John Milton (1608-1674)When I consider how my light is spent,
Ere half my days, in this dark world and wide,
And that one talent which is death to hide,
Lodged with me useless, though my soul more bent
To serve therewith my maker, and present
My true account, lest he returning chide,
Doth God exact day-labour, light denied?
I fondly ask; but Patience to prevent
That murmur, soon replies, God doth not need
Either man's work or his own gifts, who best
Bear his mild yoke, they serve him best, his state
Is kingly. Thousands at his bidding speed
And post o'er land and ocean without rest:
They also serve who only stand and wait.
n.b. (note well) This is a Petrarchan sonnet. John Milton was one of Mary Shelley's favorite poets and he is the author of Paradise Lost.

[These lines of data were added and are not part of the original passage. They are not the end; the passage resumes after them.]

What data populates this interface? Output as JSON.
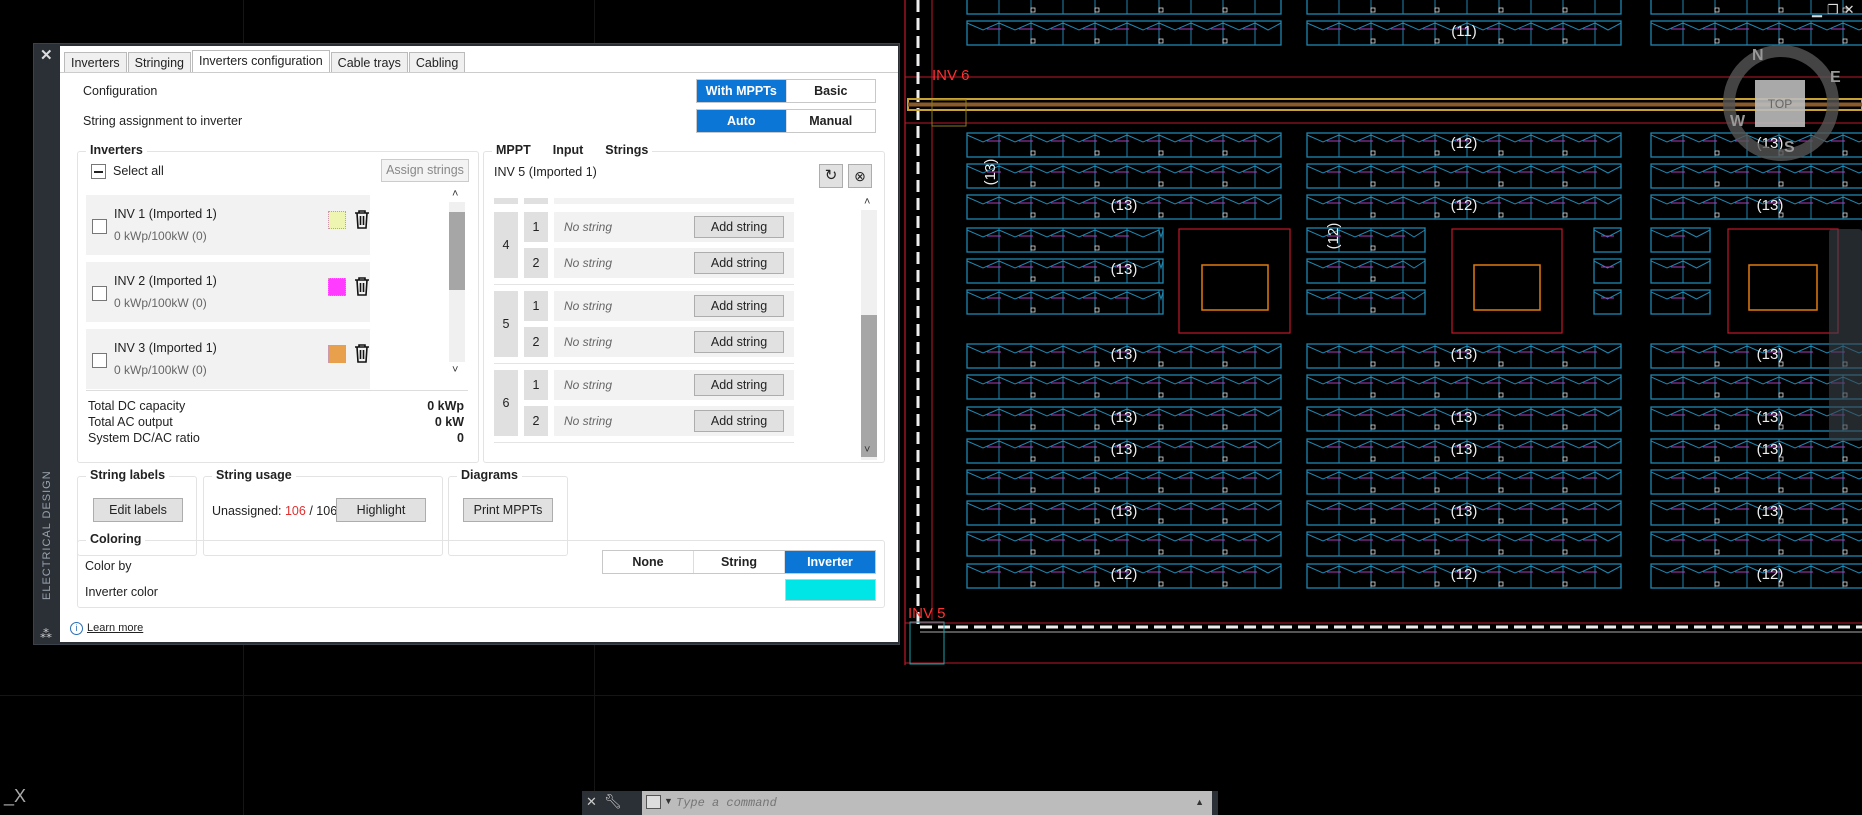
{
  "palette": {
    "side_title": "ELECTRICAL DESIGN",
    "tabs": [
      "Inverters",
      "Stringing",
      "Inverters configuration",
      "Cable trays",
      "Cabling"
    ],
    "active_tab": "Inverters configuration",
    "configuration_label": "Configuration",
    "configuration_options": [
      "With MPPTs",
      "Basic"
    ],
    "configuration_selected": "With MPPTs",
    "assignment_label": "String assignment to inverter",
    "assignment_options": [
      "Auto",
      "Manual"
    ],
    "assignment_selected": "Auto",
    "inverters": {
      "title": "Inverters",
      "select_all": "Select all",
      "assign_button": "Assign strings",
      "items": [
        {
          "name": "INV 1 (Imported 1)",
          "detail": "0 kWp/100kW (0)",
          "color": "#eef5b0"
        },
        {
          "name": "INV 2 (Imported 1)",
          "detail": "0 kWp/100kW (0)",
          "color": "#ff3cff"
        },
        {
          "name": "INV 3 (Imported 1)",
          "detail": "0 kWp/100kW (0)",
          "color": "#e8a04c"
        }
      ],
      "totals": [
        {
          "label": "Total DC capacity",
          "value": "0 kWp"
        },
        {
          "label": "Total AC output",
          "value": "0 kW"
        },
        {
          "label": "System DC/AC ratio",
          "value": "0"
        }
      ]
    },
    "mppt": {
      "headers": [
        "MPPT",
        "Input",
        "Strings"
      ],
      "inverter_name": "INV 5 (Imported 1)",
      "groups": [
        {
          "mppt": "4",
          "inputs": [
            {
              "input": "1",
              "strings": "No string",
              "button": "Add string"
            },
            {
              "input": "2",
              "strings": "No string",
              "button": "Add string"
            }
          ]
        },
        {
          "mppt": "5",
          "inputs": [
            {
              "input": "1",
              "strings": "No string",
              "button": "Add string"
            },
            {
              "input": "2",
              "strings": "No string",
              "button": "Add string"
            }
          ]
        },
        {
          "mppt": "6",
          "inputs": [
            {
              "input": "1",
              "strings": "No string",
              "button": "Add string"
            },
            {
              "input": "2",
              "strings": "No string",
              "button": "Add string"
            }
          ]
        }
      ]
    },
    "string_labels": {
      "title": "String labels",
      "button": "Edit labels"
    },
    "string_usage": {
      "title": "String usage",
      "label": "Unassigned:",
      "unassigned": "106",
      "separator": "/",
      "total": "106",
      "button": "Highlight"
    },
    "diagrams": {
      "title": "Diagrams",
      "button": "Print MPPTs"
    },
    "coloring": {
      "title": "Coloring",
      "color_by_label": "Color by",
      "options": [
        "None",
        "String",
        "Inverter"
      ],
      "selected": "Inverter",
      "inverter_color_label": "Inverter color",
      "inverter_color": "#00e5e5"
    },
    "learn_more": "Learn more"
  },
  "cad": {
    "inverter_labels": [
      "INV 6",
      "INV 5"
    ],
    "viewcube_label": "TOP",
    "compass": [
      "N",
      "E",
      "S",
      "W"
    ],
    "string_counts": [
      {
        "text": "(11)",
        "row": 1,
        "block": 1
      },
      {
        "text": "(12)",
        "row": 2,
        "block": 1
      },
      {
        "text": "(13)",
        "row": 2,
        "block": 2
      },
      {
        "text": "(13)",
        "row": 4,
        "block": 0
      },
      {
        "text": "(12)",
        "row": 4,
        "block": 1
      },
      {
        "text": "(13)",
        "row": 4,
        "block": 2
      },
      {
        "text": "(13)",
        "row": 6,
        "block": 0
      },
      {
        "text": "(13)",
        "row": 8,
        "block": 0
      },
      {
        "text": "(13)",
        "row": 8,
        "block": 1
      },
      {
        "text": "(13)",
        "row": 8,
        "block": 2
      },
      {
        "text": "(13)",
        "row": 10,
        "block": 0
      },
      {
        "text": "(13)",
        "row": 10,
        "block": 1
      },
      {
        "text": "(13)",
        "row": 10,
        "block": 2
      },
      {
        "text": "(13)",
        "row": 11,
        "block": 0
      },
      {
        "text": "(13)",
        "row": 11,
        "block": 1
      },
      {
        "text": "(13)",
        "row": 11,
        "block": 2
      },
      {
        "text": "(13)",
        "row": 13,
        "block": 0
      },
      {
        "text": "(13)",
        "row": 13,
        "block": 1
      },
      {
        "text": "(13)",
        "row": 13,
        "block": 2
      },
      {
        "text": "(12)",
        "row": 15,
        "block": 0
      },
      {
        "text": "(12)",
        "row": 15,
        "block": 1
      },
      {
        "text": "(12)",
        "row": 15,
        "block": 2
      }
    ],
    "vertical_counts": [
      {
        "text": "(13)",
        "row": 3,
        "block": 0
      },
      {
        "text": "(12)",
        "row": 5,
        "block": 1
      }
    ],
    "colors": {
      "module": "#1f86b0",
      "wire": "#b03ab8",
      "boundary": "#c0182a",
      "tray": "#c9a234",
      "inverter_pad": "#e07a10"
    }
  },
  "command_line": {
    "placeholder": "Type a command"
  }
}
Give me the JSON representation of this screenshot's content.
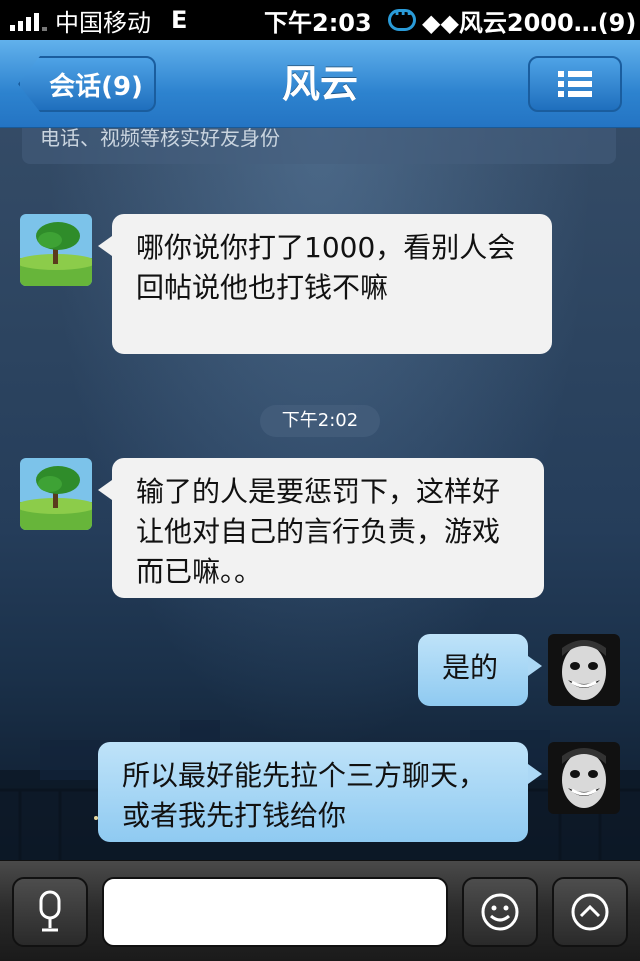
{
  "status_bar": {
    "carrier": "中国移动",
    "network": "E",
    "time": "下午2:03",
    "notification": "◆◆风云2000…(9)"
  },
  "nav": {
    "back_label": "会话(9)",
    "title": "风云",
    "menu_icon": "list-icon"
  },
  "chat": {
    "notice": "电话、视频等核实好友身份",
    "time_divider": "下午2:02",
    "messages": [
      {
        "side": "left",
        "avatar": "tree-avatar",
        "text": "哪你说你打了1000，看别人会回帖说他也打钱不嘛"
      },
      {
        "side": "left",
        "avatar": "tree-avatar",
        "text": "输了的人是要惩罚下，这样好让他对自己的言行负责，游戏而已嘛。。"
      },
      {
        "side": "right",
        "avatar": "joker-avatar",
        "text": "是的"
      },
      {
        "side": "right",
        "avatar": "joker-avatar",
        "text": "所以最好能先拉个三方聊天，或者我先打钱给你"
      }
    ]
  },
  "input_bar": {
    "voice_icon": "microphone-icon",
    "input_value": "",
    "emoji_icon": "smiley-icon",
    "more_icon": "expand-up-icon"
  },
  "colors": {
    "nav_blue": "#2d83cf",
    "incoming_bubble": "#f2f2f2",
    "outgoing_bubble": "#9fd1f3",
    "status_bar": "#000000"
  }
}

In writing Frankenstein: Or the Modern Prometheus Shelley quoted from his poetry extensively - as she also did from both her husband's and Wordworth's.